The above photo is a small piece of raw wool from a sheep shearing I attended last spring. My friend, Tammy, a fiber artist, invited my daughter and myself to join her at a shearing with friends.
I loved witnessing the shearing as it brought back childhood memories of my grandparents ranch. I loved all the barnyard animals but especially the lambs. My sister and I were allowed to help feed the bum lambs. These feedings were quite the task as those little creatures could suck so hard it would almost jerk our little arms off. We giggled a lot during those feedings, Grandma wasn’t always impressed with our technique.
I gathered that little piece of wool from the ground at the shearing, tucking it into my pocket for safe keeping.

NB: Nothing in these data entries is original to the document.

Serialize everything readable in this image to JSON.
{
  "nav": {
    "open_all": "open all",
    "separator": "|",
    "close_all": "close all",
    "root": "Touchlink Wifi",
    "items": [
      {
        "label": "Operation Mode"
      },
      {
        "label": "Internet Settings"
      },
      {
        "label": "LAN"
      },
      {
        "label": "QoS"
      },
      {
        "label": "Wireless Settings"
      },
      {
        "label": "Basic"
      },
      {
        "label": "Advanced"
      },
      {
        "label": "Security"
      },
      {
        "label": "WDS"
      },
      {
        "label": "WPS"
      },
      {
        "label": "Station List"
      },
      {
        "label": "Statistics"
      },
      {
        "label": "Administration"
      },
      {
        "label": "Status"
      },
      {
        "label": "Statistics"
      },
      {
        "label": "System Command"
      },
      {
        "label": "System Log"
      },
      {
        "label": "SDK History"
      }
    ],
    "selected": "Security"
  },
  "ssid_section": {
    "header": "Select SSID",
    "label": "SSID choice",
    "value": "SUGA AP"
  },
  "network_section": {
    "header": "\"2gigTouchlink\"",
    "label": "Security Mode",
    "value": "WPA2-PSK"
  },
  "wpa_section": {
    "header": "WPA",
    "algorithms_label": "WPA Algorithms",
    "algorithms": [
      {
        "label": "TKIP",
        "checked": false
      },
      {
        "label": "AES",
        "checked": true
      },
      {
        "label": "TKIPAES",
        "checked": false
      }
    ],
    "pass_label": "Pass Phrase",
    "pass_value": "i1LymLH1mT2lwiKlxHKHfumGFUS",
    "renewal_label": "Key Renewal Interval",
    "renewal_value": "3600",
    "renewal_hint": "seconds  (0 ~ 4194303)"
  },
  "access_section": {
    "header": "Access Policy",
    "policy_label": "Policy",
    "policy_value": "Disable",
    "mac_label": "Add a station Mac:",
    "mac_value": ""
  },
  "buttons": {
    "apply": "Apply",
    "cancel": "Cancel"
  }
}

I later placed it along with all my other treasures I have collected over the years in a special tray in my art studio.
I was fortunate to have spent time last weekend with a couple friends at a cabin in the mountains of Montana. In the morning we walked along the shoreline of the lake, a beautiful spot to enjoy some fellowship and view the beauty of mother nature. I picked up a wonderfully weathered piece of drift wood and asked my friend who owned the cabin if it was okay if I took it home. She smiled and said of course. She commented that she was getting rid of things rather than collecting them. I few steps further I spied a white rock that I had to have, once again asking if it was okay to take it. In the end I gathered a total of 3 “things” to take home with me that morning. The drift wood, the rock and a penny that I spied in amongst the rocks of the shoreline in the water. It had weathered beautifully and I loved the color the copper had turned after being washed over and over again by the tide of the water.

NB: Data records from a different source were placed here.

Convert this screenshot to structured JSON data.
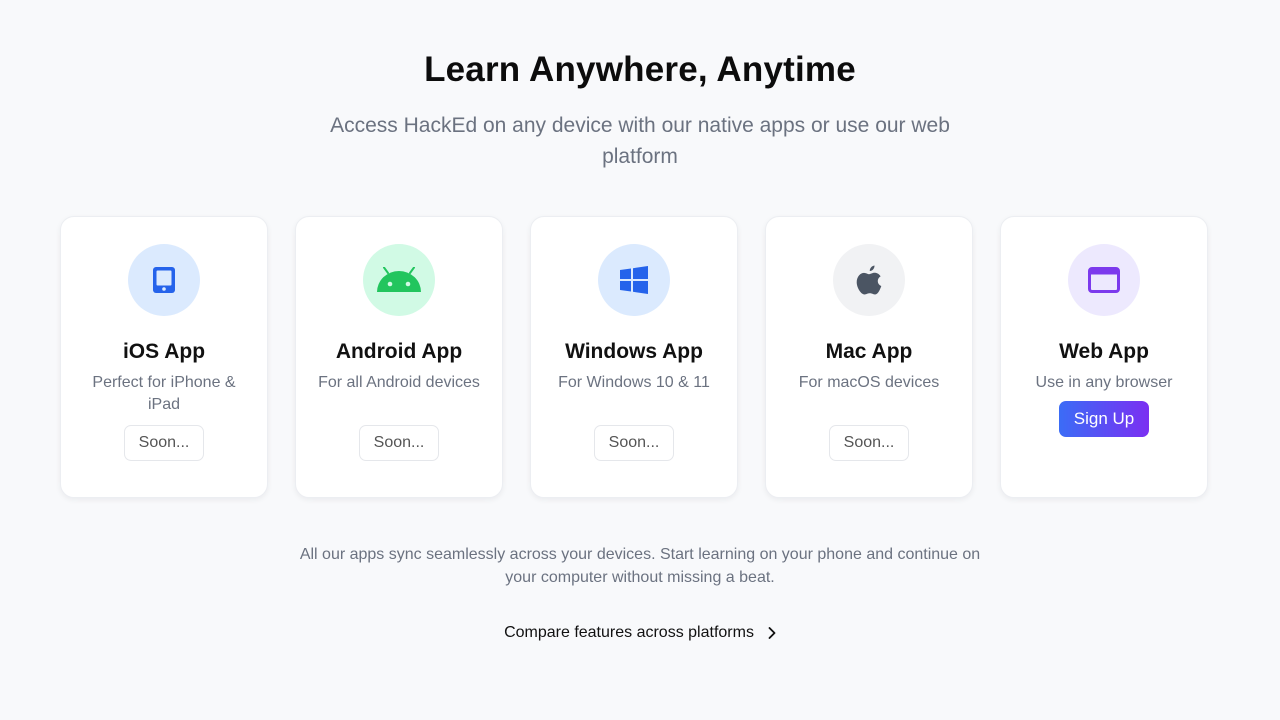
{
  "header": {
    "title": "Learn Anywhere, Anytime",
    "subtitle": "Access HackEd on any device with our native apps or use our web platform"
  },
  "apps": [
    {
      "title": "iOS App",
      "description": "Perfect for iPhone & iPad",
      "button": "Soon...",
      "icon": "tablet-icon",
      "icon_color": "#2563eb",
      "icon_bg": "#dbeafe"
    },
    {
      "title": "Android App",
      "description": "For all Android devices",
      "button": "Soon...",
      "icon": "android-icon",
      "icon_color": "#22c55e",
      "icon_bg": "#d1fae5"
    },
    {
      "title": "Windows App",
      "description": "For Windows 10 & 11",
      "button": "Soon...",
      "icon": "windows-icon",
      "icon_color": "#2563eb",
      "icon_bg": "#dbeafe"
    },
    {
      "title": "Mac App",
      "description": "For macOS devices",
      "button": "Soon...",
      "icon": "apple-icon",
      "icon_color": "#4b5563",
      "icon_bg": "#f1f2f4"
    },
    {
      "title": "Web App",
      "description": "Use in any browser",
      "button": "Sign Up",
      "icon": "browser-window-icon",
      "icon_color": "#7c3aed",
      "icon_bg": "#ede9fe"
    }
  ],
  "footer": {
    "sync_text": "All our apps sync seamlessly across your devices. Start learning on your phone and continue on your computer without missing a beat.",
    "compare_link": "Compare features across platforms"
  },
  "colors": {
    "background": "#f8f9fb",
    "signup_gradient_start": "#3b6cf6",
    "signup_gradient_end": "#7b2ff2"
  }
}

Later I thought about what value these pieces along with all my other gatherings meant to me. I’ve always collected whenever I travel but most often it is something from mother earth and not a purchase from a shop that means the most to me. I have feathers, rocks, pine cones, sand, bark, even dirt from a mission in Taos that has spiritual meaning. My father was a gatherer, he loved nature and always felt a kinship with all earthly elements. I have a great respect for these elements and sometimes have guilt that I take them home as treasures. If we all did this would there be anything left? I’ll never know the answer to that but maybe it is time I stop gathering and just enjoy. My friends statement made me think about whether these treasures are things or earthly elements not made of man. I just know that I love the memory each of these earthly treasures holds for me. They inspire me in my art and give me hope that life will continue to generate for future generations. Mother nature beautifully gives us so much, I want to respect her and be kind and step lightly upon her so others can enjoy her loveliness.

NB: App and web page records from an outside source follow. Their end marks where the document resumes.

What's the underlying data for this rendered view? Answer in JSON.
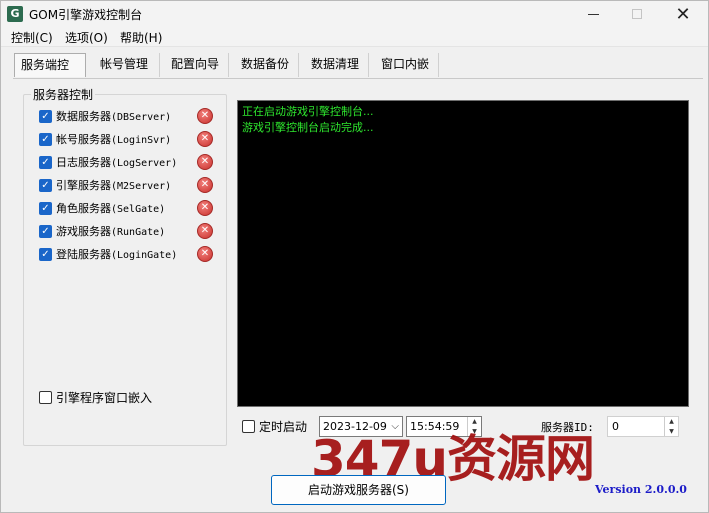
{
  "window": {
    "title": "GOM引擎游戏控制台",
    "icon_name": "app-logo-icon"
  },
  "menu": {
    "items": [
      {
        "label": "控制(C)"
      },
      {
        "label": "选项(O)"
      },
      {
        "label": "帮助(H)"
      }
    ]
  },
  "tabs": [
    {
      "label": "服务端控制",
      "active": true
    },
    {
      "label": "帐号管理",
      "active": false
    },
    {
      "label": "配置向导",
      "active": false
    },
    {
      "label": "数据备份",
      "active": false
    },
    {
      "label": "数据清理",
      "active": false
    },
    {
      "label": "窗口内嵌",
      "active": false
    }
  ],
  "server_group": {
    "title": "服务器控制",
    "servers": [
      {
        "name": "数据服务器",
        "code": "(DBServer)",
        "checked": true
      },
      {
        "name": "帐号服务器",
        "code": "(LoginSvr)",
        "checked": true
      },
      {
        "name": "日志服务器",
        "code": "(LogServer)",
        "checked": true
      },
      {
        "name": "引擎服务器",
        "code": "(M2Server)",
        "checked": true
      },
      {
        "name": "角色服务器",
        "code": "(SelGate)",
        "checked": true
      },
      {
        "name": "游戏服务器",
        "code": "(RunGate)",
        "checked": true
      },
      {
        "name": "登陆服务器",
        "code": "(LoginGate)",
        "checked": true
      }
    ],
    "embed_label": "引擎程序窗口嵌入",
    "embed_checked": false
  },
  "console": {
    "lines": [
      "正在启动游戏引擎控制台...",
      "游戏引擎控制台启动完成..."
    ],
    "text_color": "#2ee62e"
  },
  "schedule": {
    "auto_start_label": "定时启动",
    "auto_start_checked": false,
    "date": "2023-12-09",
    "time": "15:54:59"
  },
  "server_id": {
    "label": "服务器ID:",
    "value": "0"
  },
  "start_button": {
    "label": "启动游戏服务器(S)"
  },
  "version": "Version 2.0.0.0",
  "watermark": "347u资源网",
  "colors": {
    "accent": "#0067c0",
    "checkbox": "#1a66c9",
    "stop_red": "#c9302c",
    "version_blue": "#1c1cc8"
  }
}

I will think twice about what I gather from this point on, hoping that these small elements of nature will continue to regenerate themselves. I can’t image there never being another pinecone or another feather from a bird but I don’t have a crystal ball…what will our future hold. Be gentle in your gatherings my friends…